Prompt. Wherever the string "heading" turns up in the data, copy the whole line.

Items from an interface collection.
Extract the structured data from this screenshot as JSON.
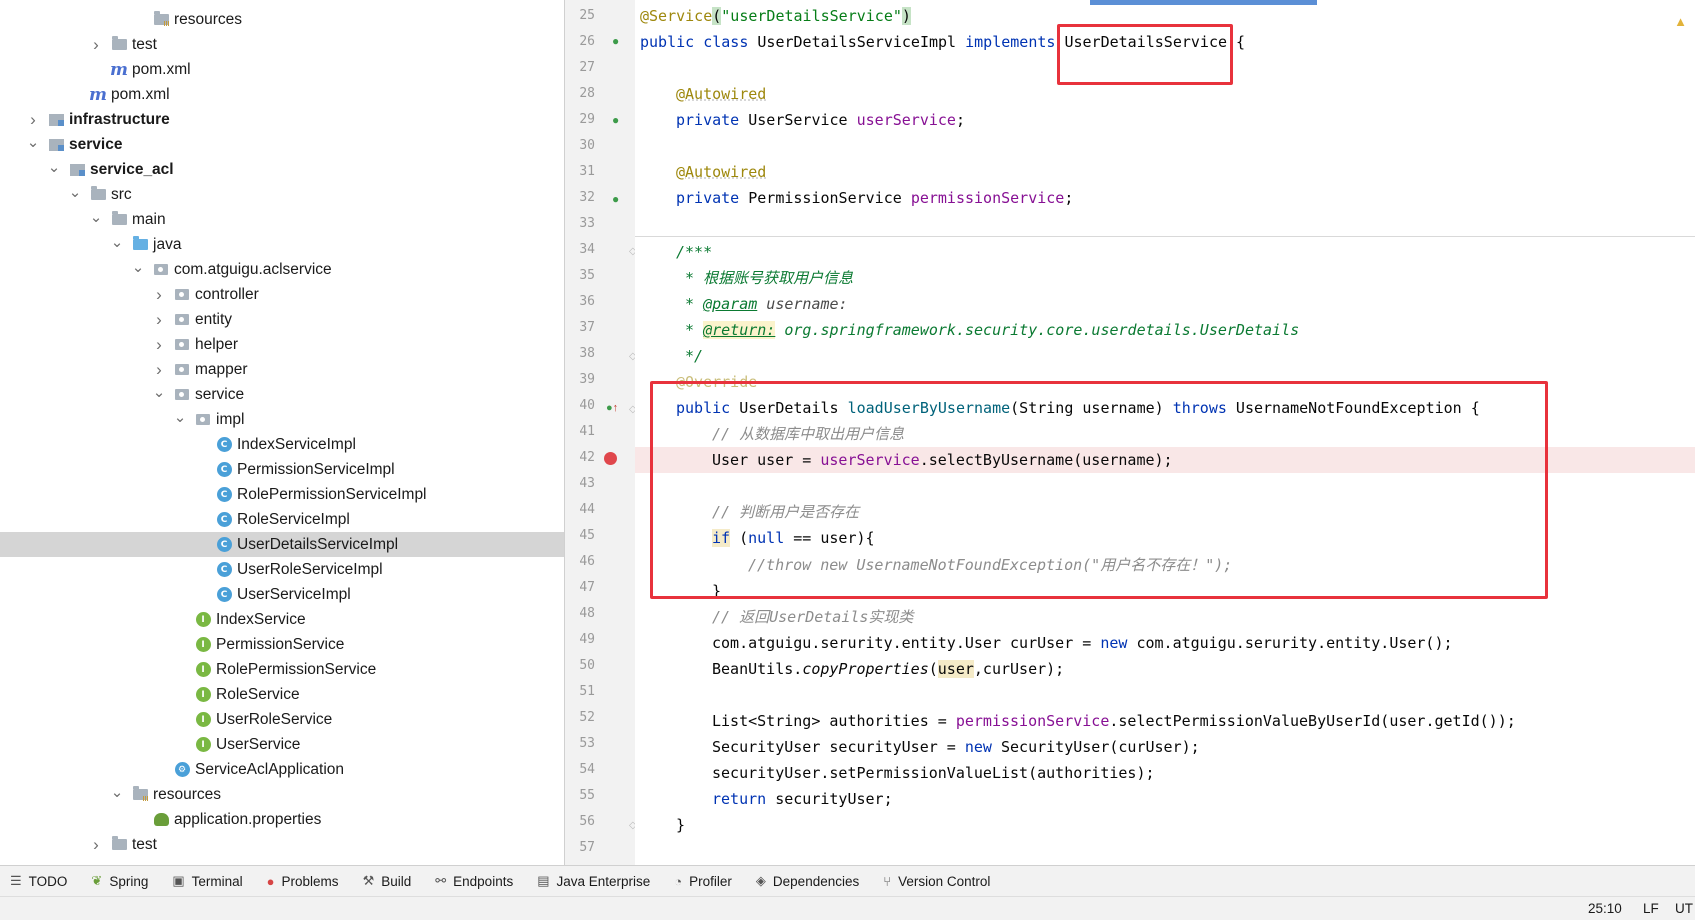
{
  "project_tree": {
    "rows": [
      {
        "label": "resources",
        "icon": "resources-folder-icon",
        "depth": 6,
        "arrow": "none"
      },
      {
        "label": "test",
        "icon": "folder-icon",
        "depth": 4,
        "arrow": "right"
      },
      {
        "label": "pom.xml",
        "icon": "maven-icon",
        "depth": 4,
        "arrow": "none"
      },
      {
        "label": "pom.xml",
        "icon": "maven-icon",
        "depth": 3,
        "arrow": "none"
      },
      {
        "label": "infrastructure",
        "icon": "module-folder-icon",
        "depth": 1,
        "arrow": "right",
        "bold": true
      },
      {
        "label": "service",
        "icon": "module-folder-icon",
        "depth": 1,
        "arrow": "down",
        "bold": true
      },
      {
        "label": "service_acl",
        "icon": "module-folder-icon",
        "depth": 2,
        "arrow": "down",
        "bold": true
      },
      {
        "label": "src",
        "icon": "folder-icon",
        "depth": 3,
        "arrow": "down"
      },
      {
        "label": "main",
        "icon": "folder-icon",
        "depth": 4,
        "arrow": "down"
      },
      {
        "label": "java",
        "icon": "source-folder-icon",
        "depth": 5,
        "arrow": "down"
      },
      {
        "label": "com.atguigu.aclservice",
        "icon": "package-icon",
        "depth": 6,
        "arrow": "down"
      },
      {
        "label": "controller",
        "icon": "package-icon",
        "depth": 7,
        "arrow": "right"
      },
      {
        "label": "entity",
        "icon": "package-icon",
        "depth": 7,
        "arrow": "right"
      },
      {
        "label": "helper",
        "icon": "package-icon",
        "depth": 7,
        "arrow": "right"
      },
      {
        "label": "mapper",
        "icon": "package-icon",
        "depth": 7,
        "arrow": "right"
      },
      {
        "label": "service",
        "icon": "package-icon",
        "depth": 7,
        "arrow": "down"
      },
      {
        "label": "impl",
        "icon": "package-icon",
        "depth": 8,
        "arrow": "down"
      },
      {
        "label": "IndexServiceImpl",
        "icon": "class-icon",
        "depth": 9,
        "arrow": "none"
      },
      {
        "label": "PermissionServiceImpl",
        "icon": "class-icon",
        "depth": 9,
        "arrow": "none"
      },
      {
        "label": "RolePermissionServiceImpl",
        "icon": "class-icon",
        "depth": 9,
        "arrow": "none"
      },
      {
        "label": "RoleServiceImpl",
        "icon": "class-icon",
        "depth": 9,
        "arrow": "none"
      },
      {
        "label": "UserDetailsServiceImpl",
        "icon": "class-icon",
        "depth": 9,
        "arrow": "none",
        "selected": true
      },
      {
        "label": "UserRoleServiceImpl",
        "icon": "class-icon",
        "depth": 9,
        "arrow": "none"
      },
      {
        "label": "UserServiceImpl",
        "icon": "class-icon",
        "depth": 9,
        "arrow": "none"
      },
      {
        "label": "IndexService",
        "icon": "interface-icon",
        "depth": 8,
        "arrow": "none"
      },
      {
        "label": "PermissionService",
        "icon": "interface-icon",
        "depth": 8,
        "arrow": "none"
      },
      {
        "label": "RolePermissionService",
        "icon": "interface-icon",
        "depth": 8,
        "arrow": "none"
      },
      {
        "label": "RoleService",
        "icon": "interface-icon",
        "depth": 8,
        "arrow": "none"
      },
      {
        "label": "UserRoleService",
        "icon": "interface-icon",
        "depth": 8,
        "arrow": "none"
      },
      {
        "label": "UserService",
        "icon": "interface-icon",
        "depth": 8,
        "arrow": "none"
      },
      {
        "label": "ServiceAclApplication",
        "icon": "spring-app-icon",
        "depth": 7,
        "arrow": "none"
      },
      {
        "label": "resources",
        "icon": "resources-folder-icon",
        "depth": 5,
        "arrow": "down"
      },
      {
        "label": "application.properties",
        "icon": "properties-icon",
        "depth": 6,
        "arrow": "none"
      },
      {
        "label": "test",
        "icon": "folder-icon",
        "depth": 4,
        "arrow": "right"
      }
    ]
  },
  "editor": {
    "line_numbers": [
      "25",
      "26",
      "27",
      "28",
      "29",
      "30",
      "31",
      "32",
      "33",
      "34",
      "35",
      "36",
      "37",
      "38",
      "39",
      "40",
      "41",
      "42",
      "43",
      "44",
      "45",
      "46",
      "47",
      "48",
      "49",
      "50",
      "51",
      "52",
      "53",
      "54",
      "55",
      "56",
      "57"
    ],
    "code": {
      "l25_ann": "@Service",
      "l25_paren_open": "(",
      "l25_str": "\"userDetailsService\"",
      "l25_paren_close": ")",
      "l26_kw": "public class",
      "l26_name": " UserDetailsServiceImpl ",
      "l26_impl": "implements",
      "l26_iface": "UserDetailsService",
      "l26_brace": " {",
      "l28_ann": "@Autowired",
      "l29_kw": "private",
      "l29_type": " UserService ",
      "l29_field": "userService",
      "l29_end": ";",
      "l31_ann": "@Autowired",
      "l32_kw": "private",
      "l32_type": " PermissionService ",
      "l32_field": "permissionService",
      "l32_end": ";",
      "l34": "/***",
      "l35": " * 根据账号获取用户信息",
      "l36_pre": " * ",
      "l36_tag": "@param",
      "l36_rest": " username:",
      "l37_pre": " * ",
      "l37_tag": "@return:",
      "l37_rest": " org.springframework.security.core.userdetails.UserDetails",
      "l38": " */",
      "l39": "@Override",
      "l40_kw": "public",
      "l40_type": " UserDetails ",
      "l40_method": "loadUserByUsername",
      "l40_params": "(String username) ",
      "l40_throws": "throws",
      "l40_exc": " UsernameNotFoundException {",
      "l41": "// 从数据库中取出用户信息",
      "l42_pre": "User user = ",
      "l42_field": "userService",
      "l42_rest": ".selectByUsername(username);",
      "l44": "// 判断用户是否存在",
      "l45_if": "if",
      "l45_pre": " (",
      "l45_null": "null",
      "l45_rest": " == user){",
      "l46": "//throw new UsernameNotFoundException(\"用户名不存在！\");",
      "l47": "}",
      "l48": "// 返回UserDetails实现类",
      "l49_pre": "com.atguigu.serurity.entity.User curUser = ",
      "l49_new": "new",
      "l49_rest": " com.atguigu.serurity.entity.User();",
      "l50_pre": "BeanUtils.",
      "l50_method": "copyProperties",
      "l50_open": "(",
      "l50_user": "user",
      "l50_rest": ",curUser);",
      "l52_pre": "List<String> authorities = ",
      "l52_field": "permissionService",
      "l52_rest": ".selectPermissionValueByUserId(user.getId());",
      "l53_pre": "SecurityUser securityUser = ",
      "l53_new": "new",
      "l53_rest": " SecurityUser(curUser);",
      "l54": "securityUser.setPermissionValueList(authorities);",
      "l55_kw": "return",
      "l55_rest": " securityUser;",
      "l56": "}"
    },
    "warning_icon": "warning-icon"
  },
  "bottom_toolbar": [
    {
      "label": "TODO",
      "icon": "list-icon"
    },
    {
      "label": "Spring",
      "icon": "spring-icon"
    },
    {
      "label": "Terminal",
      "icon": "terminal-icon"
    },
    {
      "label": "Problems",
      "icon": "error-icon"
    },
    {
      "label": "Build",
      "icon": "hammer-icon"
    },
    {
      "label": "Endpoints",
      "icon": "endpoints-icon"
    },
    {
      "label": "Java Enterprise",
      "icon": "java-enterprise-icon"
    },
    {
      "label": "Profiler",
      "icon": "profiler-icon"
    },
    {
      "label": "Dependencies",
      "icon": "dependencies-icon"
    },
    {
      "label": "Version Control",
      "icon": "version-control-icon"
    }
  ],
  "status_bar": {
    "position": "25:10",
    "line_ending": "LF",
    "encoding": "UT"
  },
  "colors": {
    "keyword": "#0033b3",
    "annotation": "#9e880d",
    "string": "#067d17",
    "field": "#871094",
    "comment": "#8c8c8c",
    "highlight_box": "#e8323c",
    "breakpoint": "#e0474c"
  }
}
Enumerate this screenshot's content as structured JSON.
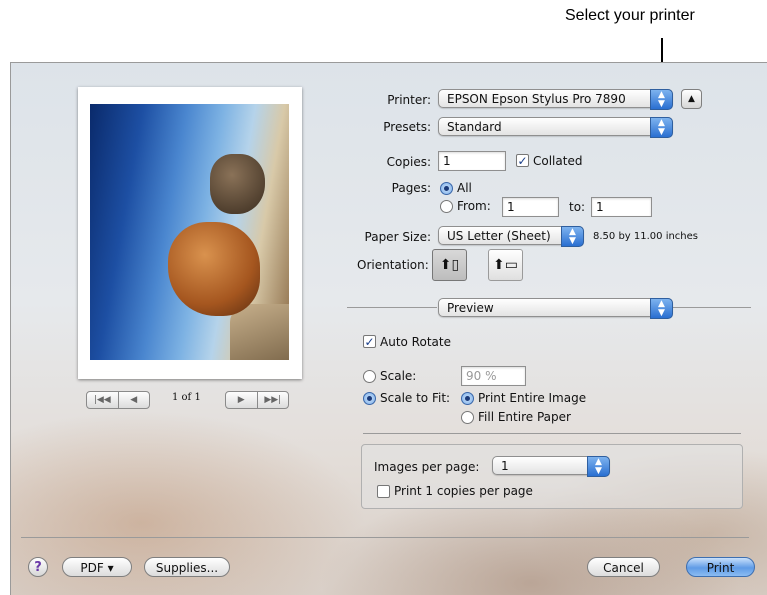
{
  "callout": {
    "text": "Select your printer"
  },
  "printer": {
    "label": "Printer:",
    "value": "EPSON Epson Stylus Pro 7890"
  },
  "presets": {
    "label": "Presets:",
    "value": "Standard"
  },
  "copies": {
    "label": "Copies:",
    "value": "1",
    "collated_label": "Collated",
    "collated_checked": true
  },
  "pages": {
    "label": "Pages:",
    "all_label": "All",
    "from_label": "From:",
    "from_value": "1",
    "to_label": "to:",
    "to_value": "1"
  },
  "paper_size": {
    "label": "Paper Size:",
    "value": "US Letter (Sheet)",
    "dimensions": "8.50 by 11.00 inches"
  },
  "orientation": {
    "label": "Orientation:",
    "portrait_icon": "portrait-orientation-icon",
    "landscape_icon": "landscape-orientation-icon"
  },
  "section": {
    "value": "Preview"
  },
  "auto_rotate": {
    "label": "Auto Rotate",
    "checked": true
  },
  "scale": {
    "label": "Scale:",
    "value": "90 %"
  },
  "scale_to_fit": {
    "label": "Scale to Fit:",
    "option1": "Print Entire Image",
    "option2": "Fill Entire Paper"
  },
  "images_per_page": {
    "label": "Images per page:",
    "value": "1"
  },
  "print_copies": {
    "label": "Print 1 copies per page",
    "checked": false
  },
  "preview_nav": {
    "page_indicator": "1 of 1",
    "first": "|◀◀",
    "prev": "◀",
    "next": "▶",
    "last": "▶▶|"
  },
  "footer": {
    "help": "?",
    "pdf": "PDF ▾",
    "supplies": "Supplies...",
    "cancel": "Cancel",
    "print": "Print"
  }
}
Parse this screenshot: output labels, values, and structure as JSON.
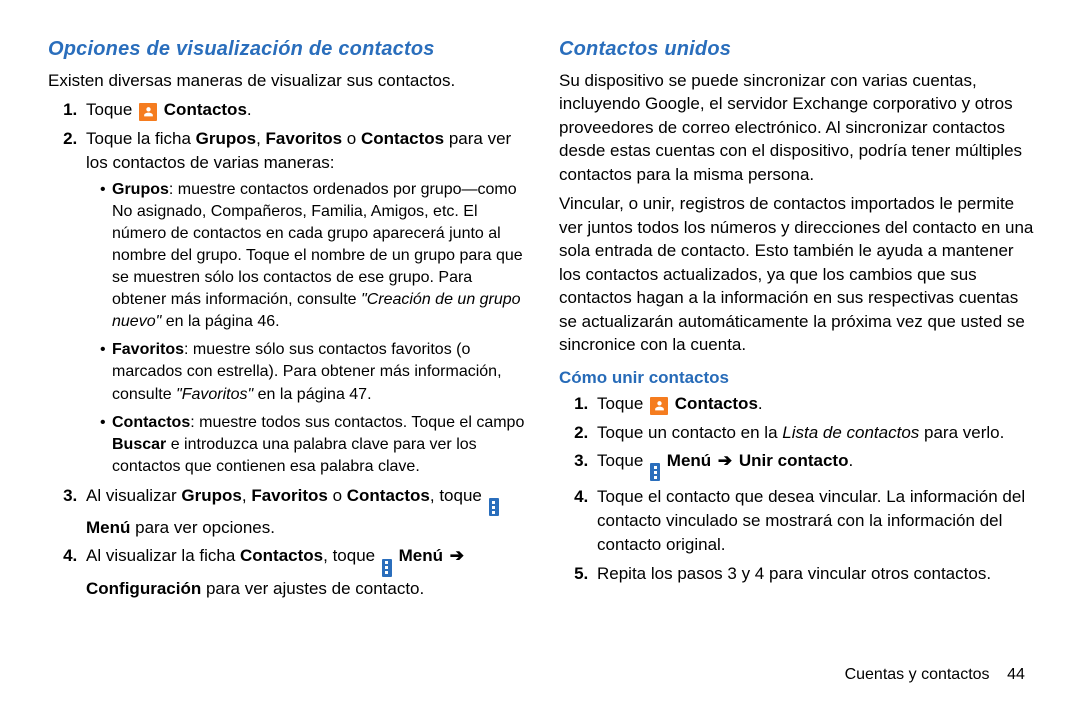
{
  "left": {
    "heading": "Opciones de visualización de contactos",
    "intro": "Existen diversas maneras de visualizar sus contactos.",
    "step1_pre": "Toque ",
    "step1_b": "Contactos",
    "step1_post": ".",
    "step2_a": "Toque la ficha ",
    "step2_b1": "Grupos",
    "step2_c": ", ",
    "step2_b2": "Favoritos",
    "step2_d": " o ",
    "step2_b3": "Contactos",
    "step2_e": " para ver los contactos de varias maneras:",
    "bul1_b": "Grupos",
    "bul1_txt": ": muestre contactos ordenados por grupo—como No asignado, Compañeros, Familia, Amigos, etc. El número de contactos en cada grupo aparecerá junto al nombre del grupo. Toque el nombre de un grupo para que se muestren sólo los contactos de ese grupo. Para obtener más información, consulte ",
    "bul1_it": "\"Creación de un grupo nuevo\"",
    "bul1_post": " en la página 46.",
    "bul2_b": "Favoritos",
    "bul2_txt": ": muestre sólo sus contactos favoritos (o marcados con estrella). Para obtener más información, consulte ",
    "bul2_it": "\"Favoritos\"",
    "bul2_post": " en la página 47.",
    "bul3_b": "Contactos",
    "bul3_txt": ": muestre todos sus contactos. Toque el campo ",
    "bul3_b2": "Buscar",
    "bul3_txt2": " e introduzca una palabra clave para ver los contactos que contienen esa palabra clave.",
    "step3_a": "Al visualizar ",
    "step3_b1": "Grupos",
    "step3_c": ", ",
    "step3_b2": "Favoritos",
    "step3_d": " o ",
    "step3_b3": "Contactos",
    "step3_e": ", toque ",
    "step3_f": "Menú",
    "step3_g": " para ver opciones.",
    "step4_a": "Al visualizar la ficha ",
    "step4_b1": "Contactos",
    "step4_c": ", toque ",
    "step4_b2": "Menú",
    "step4_arrow": "➔",
    "step4_b3": "Configuración",
    "step4_d": " para ver ajustes de contacto."
  },
  "right": {
    "heading": "Contactos unidos",
    "p1": "Su dispositivo se puede sincronizar con varias cuentas, incluyendo Google, el servidor Exchange corporativo y otros proveedores de correo electrónico. Al sincronizar contactos desde estas cuentas con el dispositivo, podría tener múltiples contactos para la misma persona.",
    "p2": "Vincular, o unir, registros de contactos importados le permite ver juntos todos los números y direcciones del contacto en una sola entrada de contacto. Esto también le ayuda a mantener los contactos actualizados, ya que los cambios que sus contactos hagan a la información en sus respectivas cuentas se actualizarán automáticamente la próxima vez que usted se sincronice con la cuenta.",
    "sub": "Cómo unir contactos",
    "s1_pre": "Toque ",
    "s1_b": "Contactos",
    "s1_post": ".",
    "s2_a": "Toque un contacto en la ",
    "s2_i": "Lista de contactos",
    "s2_b": " para verlo.",
    "s3_a": "Toque ",
    "s3_b1": "Menú",
    "s3_arrow": "➔",
    "s3_b2": "Unir contacto",
    "s3_c": ".",
    "s4": "Toque el contacto que desea vincular. La información del contacto vinculado se mostrará con la información del contacto original.",
    "s5": "Repita los pasos 3 y 4 para vincular otros contactos."
  },
  "footer": {
    "section": "Cuentas y contactos",
    "page": "44"
  }
}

Answer to the problem.
    "heading": "Opciones de visualización de contactos",
    "heading": "Contactos unidos",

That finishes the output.